Yes, in fact I have tried it in the past. However I find it difficult to get used to and a lot of the connection with the work is lost for me by using a screen. I'm also just not as good at it! I would like to say though that I really love a lot of the digital art that is being produced by other artists.
How would you say your palaeoart has developed from a purely artistic perspective in recent years - have you consciously aimed for a definitive style, one that incorporates elements of certain artistic movements? Many of your pieces, and I'm thinking especially of the Rainforest Tyrannosaur, have a 'feel' that is completely unique in palaeoart.
This is a really interesting question to me! I strive to improve with every painting that I do, artistically and scientifically. I don't think I have aimed for a particular style, and certainly not consciously if I have done so. My earliest work was just having a go at painting dinosaurs really, which I think quickly developed because I love adding detail to the paintings - the more the better! In particular the 'Rainforest Tyrannosaur' has a lot of that obsession with detail, trying to put in as much as I could to the painting.
That was partially inspired by a visit to rainforest (in Ecuador) as part of my university studies, which made me want to depict the wonder of being in a special, unusual place. In fact, that trip was probably the main reason I've been painting dinosaurs - it felt like I was in a prehistoric environment (even though modern tropical rainforests are more recent than dinosaurs) and became very inspired. I certainly didn't take painting dinosaurs and wildlife seriously before 2007 or so. I would say I'm trying to aim for more realistic painting where possible but my lack of expertise with the medium has resulted in a more stylised appearance than I would like.
I would also like to mention James Gurney's blog, Gurney Journey, which is really fascinating for me as an artist. The way he links art and science together when describing artistic techniques is really great, and I try to learn as much as I can from that. I am also a big fan of Renaissance and Romantic art periods as these works have a great deal of atmosphere while coming from a realist background, which must have influenced my work in some way.
Finally, how do you think that palaeoart should continue to evolve?
A difficult question - I think in as many directions as possible!
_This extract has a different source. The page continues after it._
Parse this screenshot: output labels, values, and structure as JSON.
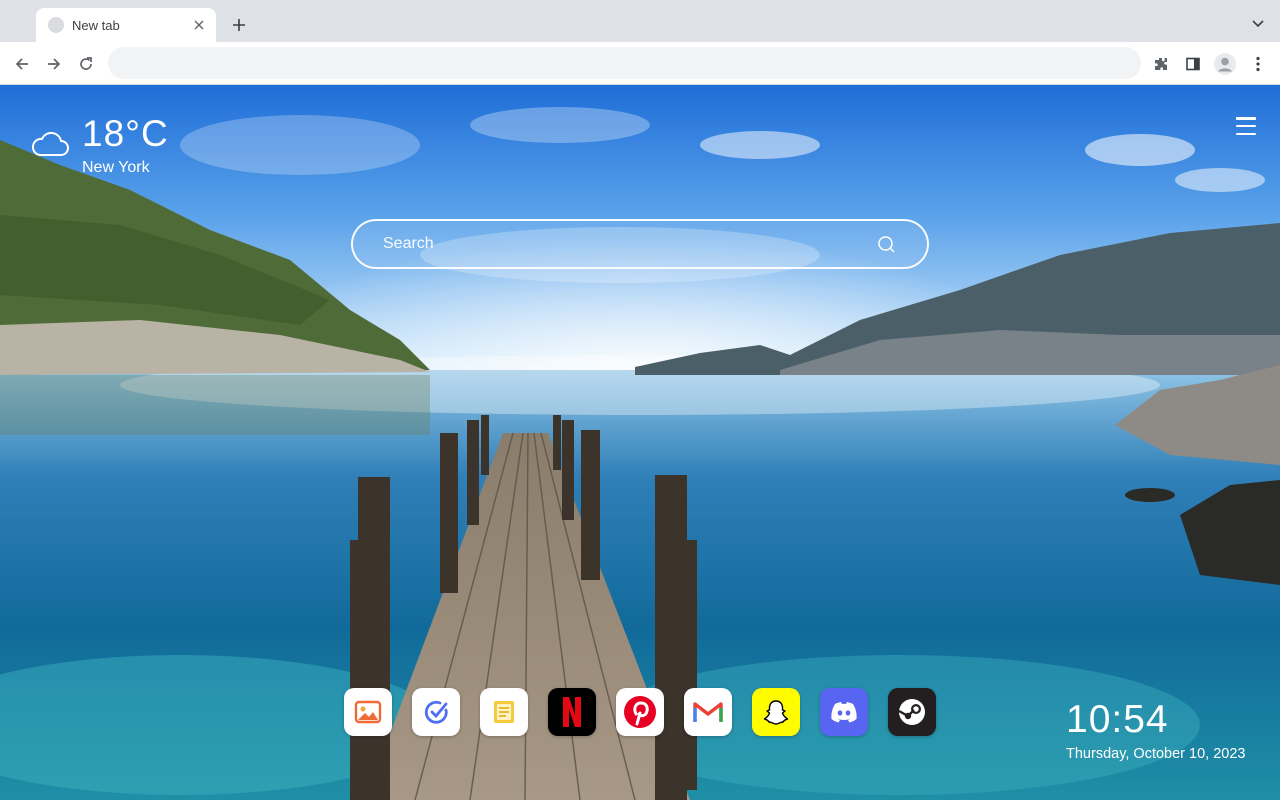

Obviously a greater regard for scientific accuracy, which seems to be happening, is great to see. The recent trends in more speculative reconstructions are really good as well, as we are able to acknowledge that we can't be 100% certain about the appearance of prehistoric animals anyway. An increase in variety is wonderful too, in subject and in style, although again this actually seems to be happening.
The key thing I think, regardless of art style, is that it's ultimately about reconstructing animals and ecosystems, not depicting monstrous creatures. And finally, so many people are producing art now that lots of previously obscure subjects are getting their due - although obviously I am not helping by painting tyrannosaurs all the time!
I'd like to thank Alexander for his time - and remember, you can see larger versions of many of the above, plus an awful lot more besides (including beautiful extant animals and environments), on his deviantArt page. Also, all art is © Alexander Lovegrove and is used with permission - don't go stealing it now, especially not for any dodgy exhibits. We'll find out, you know - our spies lurk behind strategically altered giant-format 1980s dinosaur books on park benches all over the world.
I don't think Alexander should worry about his art being stylised - it's a strength, not a weakness. But have you got something you're itching to say about Alexander's work, and/or what he had to say? Either scream it at bewildered passers by the next time you leave the house, or drop us a comment below.